__ENTRIES SHOWN__.
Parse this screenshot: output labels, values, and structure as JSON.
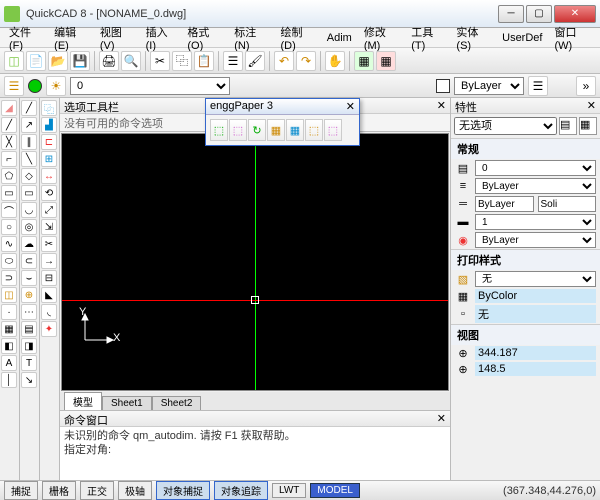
{
  "title": "QuickCAD 8 - [NONAME_0.dwg]",
  "menu": [
    "文件(F)",
    "编辑(E)",
    "视图(V)",
    "插入(I)",
    "格式(O)",
    "标注(N)",
    "绘制(D)",
    "Adim",
    "修改(M)",
    "工具(T)",
    "实体(S)",
    "UserDef",
    "窗口(W)"
  ],
  "layer_bar": {
    "layer_value": "0",
    "bylayer": "ByLayer"
  },
  "options_panel": {
    "title": "选项工具栏",
    "body": "没有可用的命令选项"
  },
  "floating_palette": {
    "title": "enggPaper 3"
  },
  "tabs": [
    "模型",
    "Sheet1",
    "Sheet2"
  ],
  "command_panel": {
    "title": "命令窗口",
    "lines": [
      "未识别的命令 qm_autodim. 请按 F1 获取帮助。",
      "指定对角:"
    ]
  },
  "properties": {
    "title": "特性",
    "selection": "无选项",
    "sections": {
      "general": {
        "head": "常规",
        "layer": "0",
        "linetype": "ByLayer",
        "linetype_scale_label": "ByLayer",
        "linetype_scale_val": "Soli",
        "lineweight": "1",
        "color": "ByLayer"
      },
      "plot": {
        "head": "打印样式",
        "style": "无",
        "bycolor": "ByColor",
        "none": "无"
      },
      "view": {
        "head": "视图",
        "x": "344.187",
        "y": "148.5"
      }
    }
  },
  "statusbar": {
    "buttons": [
      "捕捉",
      "栅格",
      "正交",
      "极轴",
      "对象捕捉",
      "对象追踪",
      "LWT",
      "MODEL"
    ],
    "active": [
      4,
      5
    ],
    "coords": "(367.348,44.276,0)"
  },
  "ucs": {
    "x": "X",
    "y": "Y"
  }
}
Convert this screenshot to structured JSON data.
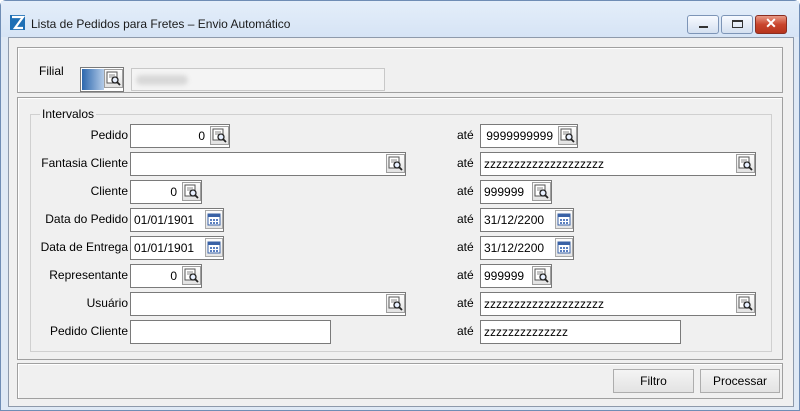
{
  "window": {
    "title": "Lista de Pedidos para Fretes – Envio Automático",
    "controls": {
      "close_glyph": "✕"
    }
  },
  "filial": {
    "label": "Filial"
  },
  "intervalos": {
    "group_label": "Intervalos",
    "ate_label": "até",
    "rows": [
      {
        "label": "Pedido",
        "from": "0",
        "to": "9999999999"
      },
      {
        "label": "Fantasia Cliente",
        "from": "",
        "to": "zzzzzzzzzzzzzzzzzzzz"
      },
      {
        "label": "Cliente",
        "from": "0",
        "to": "999999"
      },
      {
        "label": "Data do Pedido",
        "from": "01/01/1901",
        "to": "31/12/2200"
      },
      {
        "label": "Data de Entrega",
        "from": "01/01/1901",
        "to": "31/12/2200"
      },
      {
        "label": "Representante",
        "from": "0",
        "to": "999999"
      },
      {
        "label": "Usuário",
        "from": "",
        "to": "zzzzzzzzzzzzzzzzzzzz"
      },
      {
        "label": "Pedido Cliente",
        "from": "",
        "to": "zzzzzzzzzzzzzz"
      }
    ]
  },
  "actions": {
    "filtro": "Filtro",
    "processar": "Processar"
  },
  "colors": {
    "accent": "#2c67ad",
    "close_red": "#c9452d",
    "window_frame": "#dfe9f5"
  },
  "icons": [
    "app-icon",
    "minimize-icon",
    "maximize-icon",
    "close-icon",
    "lookup-icon",
    "calendar-icon"
  ]
}
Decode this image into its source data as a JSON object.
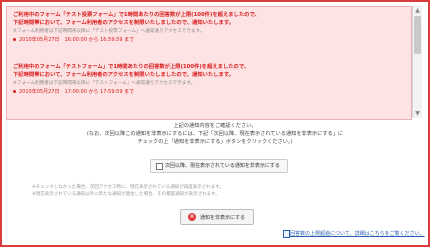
{
  "alerts": [
    {
      "heading_line1": "ご利用中のフォーム「テスト投票フォーム」で1時間あたりの回答数が上限(100件)を超えましたので、",
      "heading_line2": "下記時間帯において、フォーム利用者のアクセスを制限いたしましたので、通知いたします。",
      "note": "※フォーム利用者は下記時間帯以降に「テスト投票フォーム」へ通常通りアクセスできます。",
      "period": "2010年05月27日　16:00:00 から 16:59:59 まで"
    },
    {
      "heading_line1": "ご利用中のフォーム「テストフォーム」で1時間あたりの回答数が上限(100件)を超えましたので、",
      "heading_line2": "下記時間帯において、フォーム利用者のアクセスを制限いたしましたので、通知いたします。",
      "note": "※フォーム利用者は下記時間帯以降に「テストフォーム」へ通常通りアクセスできます。",
      "period": "2010年05月27日　17:00:00 から 17:59:59 まで"
    }
  ],
  "confirm": {
    "line1": "上記の通知内容をご確認ください。",
    "line2": "(なお、次回以降この通知を非表示にするには、下記「次回以降、現在表示されている通知を非表示にする」に",
    "line3": "チェックの上「通知を非表示にする」ボタンをクリックください。)"
  },
  "checkbox_label": "次回以降、現在表示されている通知を非表示にする",
  "notes": {
    "line1": "※チェックしなかった場合、次回アクセス時に、現在表示されている通知が再度表示されます。",
    "line2": "※現在表示されている通知以外に新たな通知が発生した場合、その都度通知が表示されます。"
  },
  "hide_button_label": "通知を非表示にする",
  "footer_link": "回答数の上限超過について、詳細はこちらをご覧ください。",
  "colors": {
    "accent": "#d92020",
    "panel_bg": "#fde3e3",
    "frame": "#d93c3c",
    "link": "#2a5db0"
  },
  "icons": {
    "close": "close-x-icon",
    "link": "document-icon"
  }
}
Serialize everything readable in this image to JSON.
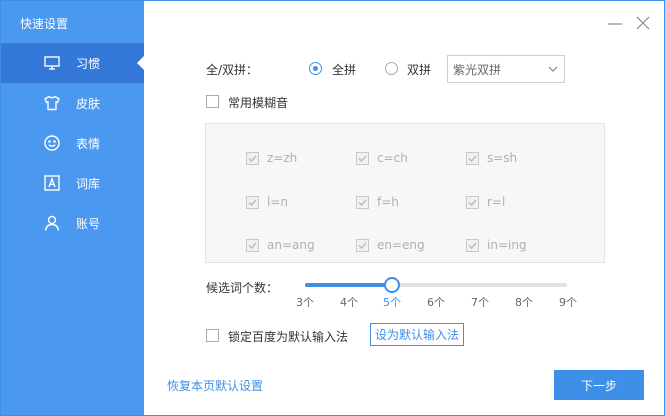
{
  "window": {
    "title": "快速设置"
  },
  "sidebar": {
    "items": [
      {
        "label": "习惯",
        "icon": "monitor-icon",
        "active": true
      },
      {
        "label": "皮肤",
        "icon": "tshirt-icon",
        "active": false
      },
      {
        "label": "表情",
        "icon": "smiley-icon",
        "active": false
      },
      {
        "label": "词库",
        "icon": "letter-a-icon",
        "active": false
      },
      {
        "label": "账号",
        "icon": "user-icon",
        "active": false
      }
    ]
  },
  "pinyin": {
    "label": "全/双拼：",
    "full_label": "全拼",
    "double_label": "双拼",
    "selected": "全拼",
    "scheme_value": "紫光双拼"
  },
  "fuzzy": {
    "label": "常用模糊音",
    "items": [
      [
        "z=zh",
        "c=ch",
        "s=sh"
      ],
      [
        "l=n",
        "f=h",
        "r=l"
      ],
      [
        "an=ang",
        "en=eng",
        "in=ing"
      ]
    ]
  },
  "candidates": {
    "label": "候选词个数：",
    "ticks": [
      "3个",
      "4个",
      "5个",
      "6个",
      "7个",
      "8个",
      "9个"
    ],
    "value": "5个",
    "value_fraction": 0.3333
  },
  "lock": {
    "label": "锁定百度为默认输入法",
    "set_default_label": "设为默认输入法"
  },
  "footer": {
    "restore_label": "恢复本页默认设置",
    "next_label": "下一步"
  },
  "colors": {
    "accent": "#3d8fe8",
    "sidebar": "#4a98f0",
    "sidebar_active": "#3479d9"
  }
}
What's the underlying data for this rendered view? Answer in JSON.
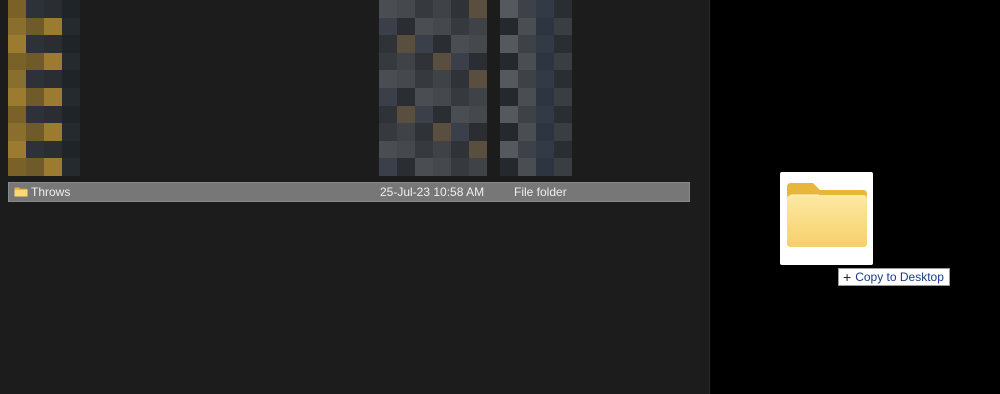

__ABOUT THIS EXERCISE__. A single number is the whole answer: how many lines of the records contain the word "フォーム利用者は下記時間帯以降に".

__TASK SOLUTION__. 2